» Problem
Below are some records; reproduce them exactly.

» Source data
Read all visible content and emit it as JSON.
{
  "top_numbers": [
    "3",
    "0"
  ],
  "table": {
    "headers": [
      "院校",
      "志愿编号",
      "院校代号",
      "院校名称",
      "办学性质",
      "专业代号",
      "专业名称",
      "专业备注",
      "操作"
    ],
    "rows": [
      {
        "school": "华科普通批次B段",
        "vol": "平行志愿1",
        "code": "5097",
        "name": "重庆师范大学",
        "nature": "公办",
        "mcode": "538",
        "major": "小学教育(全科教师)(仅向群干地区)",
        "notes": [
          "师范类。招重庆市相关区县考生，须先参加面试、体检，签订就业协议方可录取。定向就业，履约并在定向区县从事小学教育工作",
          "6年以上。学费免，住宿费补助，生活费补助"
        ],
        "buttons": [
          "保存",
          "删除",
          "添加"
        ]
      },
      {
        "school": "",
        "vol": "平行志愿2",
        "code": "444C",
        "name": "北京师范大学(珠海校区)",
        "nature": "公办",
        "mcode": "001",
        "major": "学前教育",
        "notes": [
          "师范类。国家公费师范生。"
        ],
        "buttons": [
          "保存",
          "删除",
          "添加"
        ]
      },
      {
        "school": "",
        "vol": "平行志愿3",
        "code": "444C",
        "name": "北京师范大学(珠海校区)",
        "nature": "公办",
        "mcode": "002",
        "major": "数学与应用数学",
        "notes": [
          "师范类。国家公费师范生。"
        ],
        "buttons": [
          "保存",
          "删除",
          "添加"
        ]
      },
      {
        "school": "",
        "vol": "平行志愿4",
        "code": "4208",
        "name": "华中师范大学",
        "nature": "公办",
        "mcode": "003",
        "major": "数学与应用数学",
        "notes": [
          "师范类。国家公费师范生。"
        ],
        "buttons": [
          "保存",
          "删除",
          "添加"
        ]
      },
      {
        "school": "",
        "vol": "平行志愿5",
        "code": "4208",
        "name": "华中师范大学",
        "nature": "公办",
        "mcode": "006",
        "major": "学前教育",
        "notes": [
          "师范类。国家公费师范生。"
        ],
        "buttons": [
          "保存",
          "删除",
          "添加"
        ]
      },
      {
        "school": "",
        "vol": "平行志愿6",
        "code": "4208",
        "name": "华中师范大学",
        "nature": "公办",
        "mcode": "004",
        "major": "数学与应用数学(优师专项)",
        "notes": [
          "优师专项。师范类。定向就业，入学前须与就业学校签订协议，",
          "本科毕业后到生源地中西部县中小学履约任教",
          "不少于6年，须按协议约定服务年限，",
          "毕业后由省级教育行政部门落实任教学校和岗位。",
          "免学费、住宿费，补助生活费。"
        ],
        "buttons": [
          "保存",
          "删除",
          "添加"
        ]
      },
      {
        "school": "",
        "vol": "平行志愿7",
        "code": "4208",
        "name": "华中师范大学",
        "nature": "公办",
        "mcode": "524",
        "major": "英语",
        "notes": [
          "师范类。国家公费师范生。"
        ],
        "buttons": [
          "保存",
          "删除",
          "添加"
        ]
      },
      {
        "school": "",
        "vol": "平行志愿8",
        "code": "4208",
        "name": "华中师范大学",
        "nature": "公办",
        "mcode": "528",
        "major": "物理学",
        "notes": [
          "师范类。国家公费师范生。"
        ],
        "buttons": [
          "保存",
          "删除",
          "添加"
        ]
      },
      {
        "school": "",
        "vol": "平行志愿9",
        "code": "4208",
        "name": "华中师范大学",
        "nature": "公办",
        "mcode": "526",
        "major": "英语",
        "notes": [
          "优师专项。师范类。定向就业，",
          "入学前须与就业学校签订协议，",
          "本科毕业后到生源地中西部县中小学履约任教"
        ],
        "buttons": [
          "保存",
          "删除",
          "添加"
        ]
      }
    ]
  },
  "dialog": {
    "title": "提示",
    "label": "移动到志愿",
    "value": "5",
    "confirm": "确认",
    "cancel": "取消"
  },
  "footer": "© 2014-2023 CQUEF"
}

» Expected answer
Read all visible content and emit it as JSON.
{
  "top_numbers": [
    "3",
    "0"
  ],
  "table": {
    "headers": [
      "院校",
      "志愿编号",
      "院校代号",
      "院校名称",
      "办学性质",
      "专业代号",
      "专业名称",
      "专业备注",
      "操作"
    ],
    "rows": [
      {
        "school": "华科普通批次B段",
        "vol": "平行志愿1",
        "code": "5097",
        "name": "重庆师范大学",
        "nature": "公办",
        "mcode": "538",
        "major": "小学教育(全科教师)(仅向群干地区)",
        "notes": [
          "师范类。招重庆市相关区县考生，须先参加面试、体检，签订就业协议方可录取。定向就业，履约并在定向区县从事小学教育工作",
          "6年以上。学费免，住宿费补助，生活费补助"
        ],
        "buttons": [
          "保存",
          "删除",
          "添加"
        ]
      },
      {
        "school": "",
        "vol": "平行志愿2",
        "code": "444C",
        "name": "北京师范大学(珠海校区)",
        "nature": "公办",
        "mcode": "001",
        "major": "学前教育",
        "notes": [
          "师范类。国家公费师范生。"
        ],
        "buttons": [
          "保存",
          "删除",
          "添加"
        ]
      },
      {
        "school": "",
        "vol": "平行志愿3",
        "code": "444C",
        "name": "北京师范大学(珠海校区)",
        "nature": "公办",
        "mcode": "002",
        "major": "数学与应用数学",
        "notes": [
          "师范类。国家公费师范生。"
        ],
        "buttons": [
          "保存",
          "删除",
          "添加"
        ]
      },
      {
        "school": "",
        "vol": "平行志愿4",
        "code": "4208",
        "name": "华中师范大学",
        "nature": "公办",
        "mcode": "003",
        "major": "数学与应用数学",
        "notes": [
          "师范类。国家公费师范生。"
        ],
        "buttons": [
          "保存",
          "删除",
          "添加"
        ]
      },
      {
        "school": "",
        "vol": "平行志愿5",
        "code": "4208",
        "name": "华中师范大学",
        "nature": "公办",
        "mcode": "006",
        "major": "学前教育",
        "notes": [
          "师范类。国家公费师范生。"
        ],
        "buttons": [
          "保存",
          "删除",
          "添加"
        ]
      },
      {
        "school": "",
        "vol": "平行志愿6",
        "code": "4208",
        "name": "华中师范大学",
        "nature": "公办",
        "mcode": "004",
        "major": "数学与应用数学(优师专项)",
        "notes": [
          "优师专项。师范类。定向就业，入学前须与就业学校签订协议，",
          "本科毕业后到生源地中西部县中小学履约任教",
          "不少于6年，须按协议约定服务年限，",
          "毕业后由省级教育行政部门落实任教学校和岗位。",
          "免学费、住宿费，补助生活费。"
        ],
        "buttons": [
          "保存",
          "删除",
          "添加"
        ]
      },
      {
        "school": "",
        "vol": "平行志愿7",
        "code": "4208",
        "name": "华中师范大学",
        "nature": "公办",
        "mcode": "524",
        "major": "英语",
        "notes": [
          "师范类。国家公费师范生。"
        ],
        "buttons": [
          "保存",
          "删除",
          "添加"
        ]
      },
      {
        "school": "",
        "vol": "平行志愿8",
        "code": "4208",
        "name": "华中师范大学",
        "nature": "公办",
        "mcode": "528",
        "major": "物理学",
        "notes": [
          "师范类。国家公费师范生。"
        ],
        "buttons": [
          "保存",
          "删除",
          "添加"
        ]
      },
      {
        "school": "",
        "vol": "平行志愿9",
        "code": "4208",
        "name": "华中师范大学",
        "nature": "公办",
        "mcode": "526",
        "major": "英语",
        "notes": [
          "优师专项。师范类。定向就业，",
          "入学前须与就业学校签订协议，",
          "本科毕业后到生源地中西部县中小学履约任教"
        ],
        "buttons": [
          "保存",
          "删除",
          "添加"
        ]
      }
    ]
  },
  "dialog": {
    "title": "提示",
    "label": "移动到志愿",
    "value": "5",
    "confirm": "确认",
    "cancel": "取消"
  },
  "footer": "© 2014-2023 CQUEF"
}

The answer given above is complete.